Would someone shoot me if I said I had never read Fahrenheit 451 before? Is that something you shouldn’t admit to anyone, ever? It’s a classic. It’s probably Bradbury’s best known work. I have read I Sing the Body Electric and remember it vividly. But who doesn’t know Fahrenheit 451? I mean, come on! Who doesn’t know it? This girl. I didn’t know Fahrenheit. There. I said it. Let’s move on.

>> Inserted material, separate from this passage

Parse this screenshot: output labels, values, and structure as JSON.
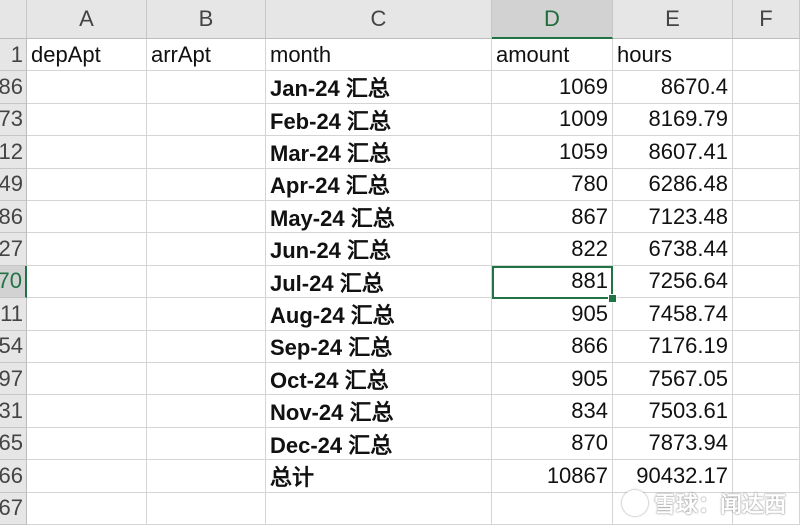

I think it goes without saying Fahrenheit 451 was, and still is, controversial. Banned even. The large misconception about Fahrenheit was that it was a commentary on censorship. Oddly enough, Bradbury’s true message is one shared by 10,000 Maniacs in their song “Candy, Everybody Wants.” Television is dulling the mind. Common courtesy and intelligent conversation is going out the window and vanishing like vapor. In Fahrenheit 451 Bradbury puts the root of all evil in the form of books; books that must be burned upon discovery. This futuristic society employs eight legged mechanical hounds who can sniff out readers and firemen who used to be firefighters but are now fire starters. They are charged with burning the houses suspected of containing books. Guy Montag is one such fire starter. He relishes everything about starting a fire. Like an arsonist he is practically gleeful using the accelerant (kerosene), joyful to be spreading the flames. He loves his job until one day two people change his life. He first meets 17 year old Clarise. Her odd views on the world teach Montag to experience his own life differently. I’m reminded of Julia Robert’s character in Pretty Woman when she teaches Richard Gere to feel the grass under his feet. But, back to Fahrenheit 451 and Montag. Then he burns the house of an elderly woman. This rebellious elderly recluse refuses to leave her home and her books. As a result Montag burns her alive. They call it “suicide” but her death has a profound “rub” on Montag. The more Montag changes the less he understands the people around him. He begins to remember other book rebels he has met in his career. Mr. Faber is one such person. Faber agrees to help Montag leave the world of firemen and enter the dangerous unknown.
The opening scene to Fahrenheit 451 sets the stage for how bizarre Montag’s world really is. The detailed description of the fire’s destruction at the hands of a fireman is surreal and disorientating. But it is a necessary introduction to the dystopia in which Montag lives. Another tactic of Bradbury is to insert a great deal of repetition. Key words are repeated almost as in a chant. To hear in as an audio book is haunting.
Favorite line, “How strange, strange to want to die so much that you let a man walk around armed and then instead of shutting up and staying alive, you go on yelling at people and making fun of them until you get them mad and then…” (p 116).
Reason read: Bradbury was born in August.
Author Fact: Ray Bradbury died in June at the age of 91. His website is fascinating however I am most excited to learn that Bradbury loved cats! Miow.
Book Trivia: Fahrenheit 451 has influenced millions becoming a radio program, several plays and an adventure game. It should be a movie.
BookLust Twist: From Book Lust in the chapter called “100 good Reads, Decade By Decade: 1950s” (p 177).